“We had a red wave in Florida,” DeSantis said, noting he easily won reelection last fall. “But that’s because we delivered results in Florida.”
Many leading Republicans remain fiercely loyal to Trump, but there is some evidence that the attacks against the former president are resonating. Speaking about Trump on Tuesday, House Speaker Kevin McCarthy, a California Republican, said “Can he win that election? Yeah, he can win that election.
“The question is, is he the strongest to win the election?” McCarthy continued on CNBC’s “Squawk Box.” “I don’t know that answer.”
Trump was appearing in New Hampshire’s capital, Concord, on Tuesday for a luncheon hosted by a Republican women’s club and also planned to open his campaign’s state office in Manchester.
At his event, DeSantis took extended questions from the audience, a staple of New Hampshire politics that the governor conspicuously skipped the last time he visited. That contrasted with Trump’s appearance in Concord, where journalists were confined to a pen, chaperoned to the bathroom and told they could not speak to any attendees in the conference center ballroom or even in the hallways.
The governor was asked about people who voted twice for Trump because of promises to “drain the swamp” in Washington and lashed out again.
“He didn’t drain it. It’s worse today than it’s ever been,” DeSantis said. He added that such promises don’t go far enough because a subsequent president “can just refill it.”

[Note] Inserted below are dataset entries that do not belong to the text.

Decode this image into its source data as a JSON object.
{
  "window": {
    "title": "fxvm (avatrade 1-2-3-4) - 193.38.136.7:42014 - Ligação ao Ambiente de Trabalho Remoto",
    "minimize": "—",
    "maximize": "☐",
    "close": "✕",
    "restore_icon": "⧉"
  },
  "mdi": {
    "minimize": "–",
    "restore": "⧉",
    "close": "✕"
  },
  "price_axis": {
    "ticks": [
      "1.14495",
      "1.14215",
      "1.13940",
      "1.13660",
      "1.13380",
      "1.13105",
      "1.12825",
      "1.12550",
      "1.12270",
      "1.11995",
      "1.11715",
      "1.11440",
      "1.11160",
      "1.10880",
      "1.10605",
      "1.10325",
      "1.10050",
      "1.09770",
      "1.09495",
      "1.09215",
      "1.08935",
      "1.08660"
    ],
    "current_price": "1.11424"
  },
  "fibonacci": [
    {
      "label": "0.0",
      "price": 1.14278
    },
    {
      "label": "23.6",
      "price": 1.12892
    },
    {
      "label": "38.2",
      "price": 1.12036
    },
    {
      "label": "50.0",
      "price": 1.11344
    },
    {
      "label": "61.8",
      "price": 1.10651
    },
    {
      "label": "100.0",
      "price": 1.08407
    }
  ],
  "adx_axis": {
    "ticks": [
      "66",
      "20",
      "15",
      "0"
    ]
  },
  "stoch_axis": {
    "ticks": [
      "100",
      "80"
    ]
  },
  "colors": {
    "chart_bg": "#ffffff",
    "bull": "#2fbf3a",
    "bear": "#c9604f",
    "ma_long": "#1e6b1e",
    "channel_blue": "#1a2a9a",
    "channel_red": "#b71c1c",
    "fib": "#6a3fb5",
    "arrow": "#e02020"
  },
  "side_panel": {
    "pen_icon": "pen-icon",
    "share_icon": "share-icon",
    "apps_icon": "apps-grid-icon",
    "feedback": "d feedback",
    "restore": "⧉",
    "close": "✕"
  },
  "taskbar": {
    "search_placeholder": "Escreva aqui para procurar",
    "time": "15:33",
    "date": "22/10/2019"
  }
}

“I want to break the swamp,” DeSantis said, pledging to take power out of the nation’s capital by instructing Cabinet agencies to halve the number of employees there.
The governor has previously asserted he would appoint more conservative Supreme Court justices than the three Trump appointed to the court, criticized Trump for implying the six-week abortion ban in Florida is “too harsh” and accused Trump of having generally “moved left.”
While conservative bona fides are important in heavily Republican states, they’re politically trickier in New Hampshire, a political battleground state with a more libertarian streak than Iowa or South Carolina, two other early voting states where evangelicals play a dominant role.
On Tuesday, DeSantis gave Trump credit for some issues like his administration’s China policy but avoided saying much about abortion. He signed a ban on abortions after six weeks of pregnancy in Florida, a move he described as “the right thing to do” last week at a Faith & Freedom Coalition conference of evangelical Christians.
DeSantis’ campaign angered some members of the New Hampshire Federation of Republican Women by scheduling his town hall around the same time as their Trump event. The group complained that the DeSantis event is “an attempt to steal focus from” its own event and that other presidential candidates scheduled around it, though some members objected to that statement.
Trump’s first-place finish in New Hampshire’s 2016 Republican primary — after losing Iowa to Texas Sen. Ted Cruz — helped propel him to dominance in the party. But his Democratic rivals ended up winning the state in both the 2016 and 2020 general elections.
Shortly before DeSantis spoke, meanwhile, Trump announced that his New Hampshire team features 150-plus dedicated activists and organizers throughout the state’s 10 counties.
“Once again, President Trump has demonstrated his commitment to helping grow the Republican grassroots in New Hampshire,” Stephen Stepanek, a Trump senior adviser, said in a statement.